The low down on TB
12:27 (GMT+2), Thu, 24 May 2012
South Africa is among the top five countries with the highest TB incidence and prevalence. In 2010 there were approximately 400, 000 - 590, 000 new TB cases in South Africa. In 2010 there were approximately 25, 000 - 38,000 TB-related deaths in South Africa. The number of people in South Africa living with HIV who also have TB is between 300, 000 and 350,000. With this in mind, it’s therefore very important to learn about this illness in order to protect yourself, and your children from this disease.

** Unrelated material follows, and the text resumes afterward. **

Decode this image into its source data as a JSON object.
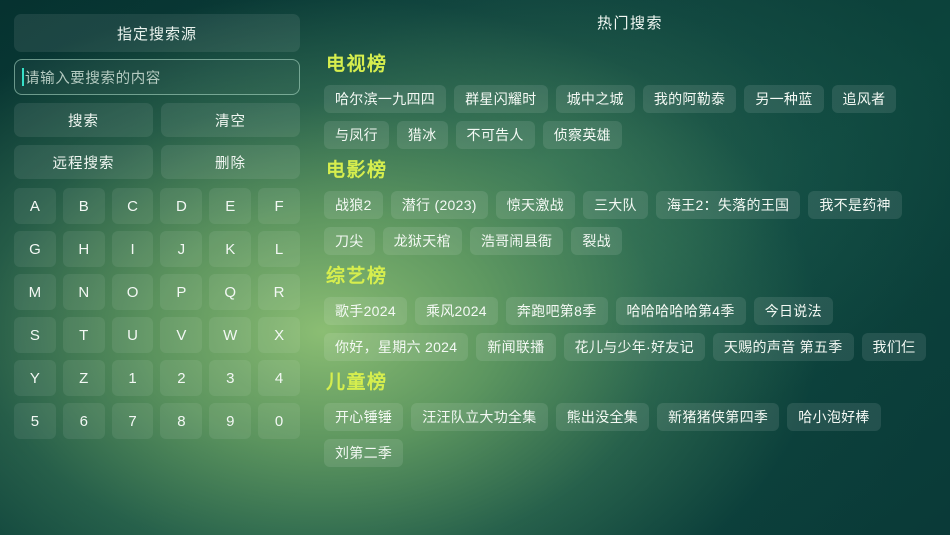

Tuberculosis is caused by Mycobacterium tuberculosis. TB mainly affects the lungs (pulmonary TB) but can also affect other parts of the body (extra-pulmonary TB). TB bacteria are expelled in airborne fluid droplets when an infected person coughs, sneezes or exhales. Be sure to teach your young ones to always cover their mouths when they cough or sneeze, and to stay clear of children who may be sick. TB is also one of approximately 20 opportunistic infections that are associated with HIV. Extra-pulmonary TB is an AIDS-defining illness.
TB symptoms include a persistent cough lasting longer than two weeks that may (or may not) contain blood, unexplained weight loss, drenching night sweats, loss of appetite, chest pain and tiredness. If anyone in your family has these symptoms or anything similar to these, consult with your doctor immediately.
Treatment for TB consists of four drugs which are active against TB: At the initiation or intensive phase of treatment, four drugs (isoniazid, rifampicin, pyrazinamide and ethambutol) are taken for the first two months. If the initiation phase of treatment is successful the patient progresses to the continuation phase taking two drugs (isoniazid and rifampicin) for four months (or longer). The entire course of TB medication must be taken properly for the full length of time prescribed by the healthcare worker or the TB could become drug resistant.
For more information on Tuberculosis visit www.tbonline.info
or call the National Institute for Communicable Diseases on +27 11 386 6000
Stats SA (2009) Mortality and causes of death in South Africa, 2009: Findings from death notification
TB Day Newsletter. South African National AIDS Commission. March 2011. (www.sanac.org.za/files/uploaded/6996_Newsletter_TB%20Day_Mar28_ALL.pdf)
WHO TB/HIV Facts 2011
WHO (2011) Global Tuberculosis Control report